We here at Get The Pix Productions want to inspire, educate and entertain you (the audience). We are constantly learning about film as we make them with our own hands. Our loyal cast and crew is comprised of highly talented, award winning christian filmmakers and actors attempting to improve the quality of christian films and videos. To do this, we want to provide you with information that we learn so you can apply it to your own films and/or use it to evaluate other people’s films.

Without further ado here are 5 ways that you can use story telling tips from The Bible to make your next movie a good one.

 

 1. Open strong!

The Bible starts with God creating the heavens and the earth! First sentence! BOOM! I dare you to name 5 movies that start out that strong that wasn’t wildly popular. Now that more and more films are being watched in forms other than movie theaters, viewers are more likely to loser interest and not finish your movie all together. I don’t care how great the ending is. If you do not get the viewer interested early on, you run the risk of losing them.

Genesis 1:1 – In the beginning God created the heavens and the earth.
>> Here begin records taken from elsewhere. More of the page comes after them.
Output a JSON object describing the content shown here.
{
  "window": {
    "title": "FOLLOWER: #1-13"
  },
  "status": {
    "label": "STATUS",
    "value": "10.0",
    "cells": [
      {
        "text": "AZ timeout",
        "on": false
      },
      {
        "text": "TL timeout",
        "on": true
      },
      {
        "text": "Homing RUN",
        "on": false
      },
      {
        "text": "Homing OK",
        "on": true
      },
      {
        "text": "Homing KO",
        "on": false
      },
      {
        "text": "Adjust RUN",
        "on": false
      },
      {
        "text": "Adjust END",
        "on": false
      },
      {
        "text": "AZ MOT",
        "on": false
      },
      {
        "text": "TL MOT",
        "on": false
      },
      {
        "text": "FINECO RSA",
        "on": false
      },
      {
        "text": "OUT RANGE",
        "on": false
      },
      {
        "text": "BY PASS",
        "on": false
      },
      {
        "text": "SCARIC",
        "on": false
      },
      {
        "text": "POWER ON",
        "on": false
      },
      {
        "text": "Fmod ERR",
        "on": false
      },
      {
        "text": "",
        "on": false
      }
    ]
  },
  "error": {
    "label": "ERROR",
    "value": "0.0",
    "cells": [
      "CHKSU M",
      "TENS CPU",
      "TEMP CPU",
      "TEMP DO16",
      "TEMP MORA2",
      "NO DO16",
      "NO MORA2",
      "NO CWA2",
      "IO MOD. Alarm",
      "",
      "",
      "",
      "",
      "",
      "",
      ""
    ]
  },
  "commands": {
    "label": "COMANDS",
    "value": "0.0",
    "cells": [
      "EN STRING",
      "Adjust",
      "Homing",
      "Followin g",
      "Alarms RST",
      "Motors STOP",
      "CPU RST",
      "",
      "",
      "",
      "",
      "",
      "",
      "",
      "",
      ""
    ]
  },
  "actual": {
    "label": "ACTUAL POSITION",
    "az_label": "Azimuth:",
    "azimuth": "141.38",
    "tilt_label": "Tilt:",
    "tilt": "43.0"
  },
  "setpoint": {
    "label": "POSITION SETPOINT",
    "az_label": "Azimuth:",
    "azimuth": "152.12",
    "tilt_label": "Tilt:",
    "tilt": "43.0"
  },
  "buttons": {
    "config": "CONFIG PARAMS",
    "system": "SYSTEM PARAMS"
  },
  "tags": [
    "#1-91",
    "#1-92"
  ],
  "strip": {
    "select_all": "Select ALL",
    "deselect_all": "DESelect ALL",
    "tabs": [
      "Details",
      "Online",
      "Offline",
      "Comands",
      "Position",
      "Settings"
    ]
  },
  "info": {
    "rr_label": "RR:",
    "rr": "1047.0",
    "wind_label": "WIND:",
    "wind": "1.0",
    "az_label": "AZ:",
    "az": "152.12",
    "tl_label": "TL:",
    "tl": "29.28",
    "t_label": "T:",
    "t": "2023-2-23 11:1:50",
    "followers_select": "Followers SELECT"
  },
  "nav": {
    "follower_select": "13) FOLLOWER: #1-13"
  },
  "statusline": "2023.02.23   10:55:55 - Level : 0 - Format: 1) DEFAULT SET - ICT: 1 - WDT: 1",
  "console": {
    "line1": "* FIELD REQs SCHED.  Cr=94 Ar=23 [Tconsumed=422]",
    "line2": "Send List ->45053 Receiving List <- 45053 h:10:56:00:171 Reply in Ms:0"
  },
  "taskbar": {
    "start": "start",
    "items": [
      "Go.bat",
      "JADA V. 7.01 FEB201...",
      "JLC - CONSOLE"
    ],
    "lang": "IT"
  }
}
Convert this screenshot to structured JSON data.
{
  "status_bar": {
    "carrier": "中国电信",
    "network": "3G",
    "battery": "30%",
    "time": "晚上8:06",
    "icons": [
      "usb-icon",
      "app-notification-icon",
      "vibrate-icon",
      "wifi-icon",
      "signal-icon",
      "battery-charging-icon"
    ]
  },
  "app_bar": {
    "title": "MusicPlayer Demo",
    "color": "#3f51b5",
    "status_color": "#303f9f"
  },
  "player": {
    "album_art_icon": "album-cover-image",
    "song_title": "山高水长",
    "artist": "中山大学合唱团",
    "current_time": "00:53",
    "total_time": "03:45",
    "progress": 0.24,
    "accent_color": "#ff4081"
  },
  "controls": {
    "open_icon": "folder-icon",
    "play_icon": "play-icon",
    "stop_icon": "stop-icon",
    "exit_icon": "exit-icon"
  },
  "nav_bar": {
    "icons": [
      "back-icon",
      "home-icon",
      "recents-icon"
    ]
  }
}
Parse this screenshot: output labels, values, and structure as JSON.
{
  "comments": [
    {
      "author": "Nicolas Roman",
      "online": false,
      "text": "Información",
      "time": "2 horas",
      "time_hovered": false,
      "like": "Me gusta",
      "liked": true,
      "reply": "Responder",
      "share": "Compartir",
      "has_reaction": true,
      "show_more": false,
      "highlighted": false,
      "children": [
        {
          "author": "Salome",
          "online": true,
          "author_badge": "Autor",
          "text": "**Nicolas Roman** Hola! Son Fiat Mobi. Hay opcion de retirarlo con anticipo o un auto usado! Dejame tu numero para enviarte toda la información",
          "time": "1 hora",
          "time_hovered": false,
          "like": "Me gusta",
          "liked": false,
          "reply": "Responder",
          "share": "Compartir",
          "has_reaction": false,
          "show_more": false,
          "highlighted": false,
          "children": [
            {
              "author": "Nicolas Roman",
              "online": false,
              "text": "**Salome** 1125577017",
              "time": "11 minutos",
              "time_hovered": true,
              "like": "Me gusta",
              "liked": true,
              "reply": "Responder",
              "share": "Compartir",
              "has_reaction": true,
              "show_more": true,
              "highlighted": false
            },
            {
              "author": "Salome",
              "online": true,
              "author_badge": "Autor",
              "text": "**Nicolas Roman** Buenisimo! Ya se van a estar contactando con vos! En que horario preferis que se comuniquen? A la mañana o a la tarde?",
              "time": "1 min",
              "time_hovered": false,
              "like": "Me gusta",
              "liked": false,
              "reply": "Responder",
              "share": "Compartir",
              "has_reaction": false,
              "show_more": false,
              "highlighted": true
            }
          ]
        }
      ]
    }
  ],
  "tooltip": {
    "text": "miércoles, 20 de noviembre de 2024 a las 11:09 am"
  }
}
Now the earth was formless and empty, darkness was over the surface of the deep, and the Spirit of God was hovering over the waters.

 

2. Make your “good guys” GOOD and your “bad guys” BAD.

Yes. We all have at one point. That’s the residual effects of good character building, great story telling and the proper development of relatable characters. This hasn’t happened in a long time for me. I’m not sure if I’m getting more difficult to impress or if filmmakers are trying less. What has happened all too much is that moment when I’m telling someone about a movie I’ve just seen and I have to honestly say “It was pretty good but I really wasn’t sure who I should root for.”

The bible constantly depicts good and evil in the purest of forms. Have you ever walked out of a movie and felt you were one of the characters in it? It set up the basics of a lot of the terminology used in movies to describe good and evil. The greater the enemy the more impressive the victory will be.

Let me make completely clear that I am not saying the main hero needs to be flawless. God seemed to always choose those that most everyone agreed weren’t the best people for the job he selected them for. The hero needs depth but we need to have a clear understanding of who we want to win or we won’t care if anyone wins at all.

2 Corinthians 12:9 – But he said to me, “My grace is sufficient for you, for my power is made perfect in weakness.” Therefore I will boast all the more gladly about my weaknesses, so that Christ’s power may rest on me.

 

3. Write a film with lots of “replay value”.

Replay Value is a term that’s mainly used in reference to video games that is a way of saying how much fun a game would be if you replay it again. The term can also be used for short films, videos and movies to determine if a movie is worth watching again. The Bible can be read over and over and over again and you will still notice things you didn’t before. Give your film replay value. This is a very difficult thing to accomplish but a trick to try is to read through your script 3 times, undisturbed, in one sitting and create a strong picture how the film will look. The second time you read through fix any small things that bother you about the script. If you are too bored to make it through your script by the third time, it may be a sign that your story needs more depth added into it.

Another trick is to read the script only through the eyes of one lead character at a time. This trick also helps with spotting plot flaws.

 

4. Keep different viewers in mind.

The Bible was written to change hearts. Each and every verse has made an impact in someone’s life. A scientist could look at the bible and feel as if it was written just for people in his profession the same way that a poet could look at The Bible and think that it was written to target people in his profession. I have a tough time reading The Bible and not thinking it geared towards story tellers.

What you can do to attempt to target the different types of viewers is to study why people watch movies. Find what they are looking for when they start a movie. Some people are going to be looking for new ways to understand life as they know it and some people are just going to want to see big explosions and bright colors moving on the screen. It’s your job to find out why. I have some running ideas that I would share but I think it is important that each filmmaker learn his own audience and connect with them through learning.

 

5. Make sure your ending is just the beginning.

The bible ends in the best way…. It doesn’t. Ok, yes, the book does end, but the ending is more of a transition. Some endings to books and movies are brick walls. They end the journey. The Bible ends preparing you with a promise for the future. It gets you thinking about your life and how it will be in the future. It’s a launching point instead of a brick wall.

The best way for a man to achieve this type of ending is to think about your audience and visual the transition into their life. Let them imagine what happens next with the characters they connected with.

Affect your audience. Teach your audience something with the stories you tell them, even if they realize they are learning or not.

Revelations 22:20-21 – He who testifies to these things says, “Yes, I am coming soon.” Amen. Come, Lord Jesus. The grace of the Lord Jesus be with God’s people. Amen.

 

Don’t make a film for the applause during the credits… make a film to change the world for good.